Approximately 23,000 U.S. cities, counties, territories and American Indian tribes, plus all 50 states, are eligible for money from the Energy Efficiency and Conservation Block Grant program, funded by the economic stimulus bill signed by President Barack Obama in February.
The administration hopes the program will deliver a double whammy, addressing both environmental concerns and plummeting markets.
"The block grants are a major investment in energy solutions that will strengthen America's economy and create jobs at the local level," Energy Secretary Steven Chu said. "The funding will be used for the cheapest, cleanest and most reliable energy technologies we have energy efficiency and conservation which can be deployed immediately."
The money hasn't gone out yet, though.
Eligible entities have a few months to put their applications together, explaining what they'll use the money for and proving it will go toward energy-saving projects, such as efficiency retrofits for residential and commercial buildings, energy audits, projects to capture greenhouse-gas emissions from landfills, transportation systems that conserve energy and others.
The applications are due May 26 for states and June 25 for all others.
"Each of the applications will be reviewed, and once the applications are approved, the money will go out," said Jen Stutsman, deputy press secretary at the Department of Energy. "Our goal is to get the money out the door as soon as possible."
The earliest that could happen is 60 days from now, Stutsman said.
With unemployment at a 25-year high, the money is badly needed nationwide, Vice President Joe Biden said when he announced the program at the end of March.
"These investments will save taxpayer dollars and create jobs in communities around the country," he said. "Local leaders will have the flexibility in how they put these resources to work but we will hold them accountable for making the investments quickly and wisely to spur the local economy and cut energy use."
The Energy Department will ensure the funds are used well, Biden said, by requiring grant recipients to track and report data on their projects such as the number of jobs created or retained, energy saved, greenhouse-gas emissions reduced and the amount of renewable-energy capacity installed.

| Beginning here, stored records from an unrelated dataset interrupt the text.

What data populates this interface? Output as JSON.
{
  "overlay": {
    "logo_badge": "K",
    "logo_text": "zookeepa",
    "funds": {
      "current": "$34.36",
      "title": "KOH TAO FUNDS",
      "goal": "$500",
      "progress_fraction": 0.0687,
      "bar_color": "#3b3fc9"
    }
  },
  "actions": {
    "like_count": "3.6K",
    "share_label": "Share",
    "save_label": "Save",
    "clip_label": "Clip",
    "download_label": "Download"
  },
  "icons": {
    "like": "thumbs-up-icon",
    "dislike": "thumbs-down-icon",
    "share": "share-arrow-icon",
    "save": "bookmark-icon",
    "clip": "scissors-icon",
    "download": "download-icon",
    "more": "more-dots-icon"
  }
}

A number of smaller entities hope to benefit from the grants, including educational institutions like the Community College of Allegheny County, which has a number of clean-technology training programs. The Pennsylvania county where the school is located is eligible for $8 million in grants.
"A lot of (the money) is intended to go toward training, and as one of the largest workforce trainers in the area, we certainly hope to see some of that to help strengthen and expand our programs," David Hoovler, the college's director of public relations, told United Press International.
The college has a variety of programs aimed at giving students the skills they need to work in green jobs, including certification classes for solar-panel installation and maintenance.
The funds available vary widely by state, with California receiving a whopping $351.7 million and Wyoming getting only $12 million. The allocation is based largely on population but also takes into consideration energy usage. As a result, some states, like West Virginia, are eligible for less money than other states, including Idaho, that actually have smaller populations.
The money will jump-start economies in a number of ways, said Gil Sperling, program manager for the Energy Department's Weatherization and Intergovernmental Program, which administers the grant program.
"It will create demand for energy products, and higher demand will increase production and that will lower costs," Sperling told UPI.
There's one area of the economy, though, that stands to lose if the grants increase energy efficiency as planned.
"It will hurt utilities," said Charles Ebinger, director of the Energy Security Initiative at the Brookings Institution, a non-profit policy organization. "Utilities make their revenue by selling electricity, so if a customer of a utility suddenly gets a grant that helps them use less electricity, it means the utility sells less and makes less money."
To address this problem, some states, like California, have "decoupled" utilities, separating the companies' profits from the sale of electricity.
Despite the potentially negative impact on the utility sector, Ebinger said he thinks the efficiency grants will be good for the economy overall.
"Cities will have lower utility bills and will have more funds to put into social services," he told UPI. "It puts money in consumers' pockets that they can spend on other things."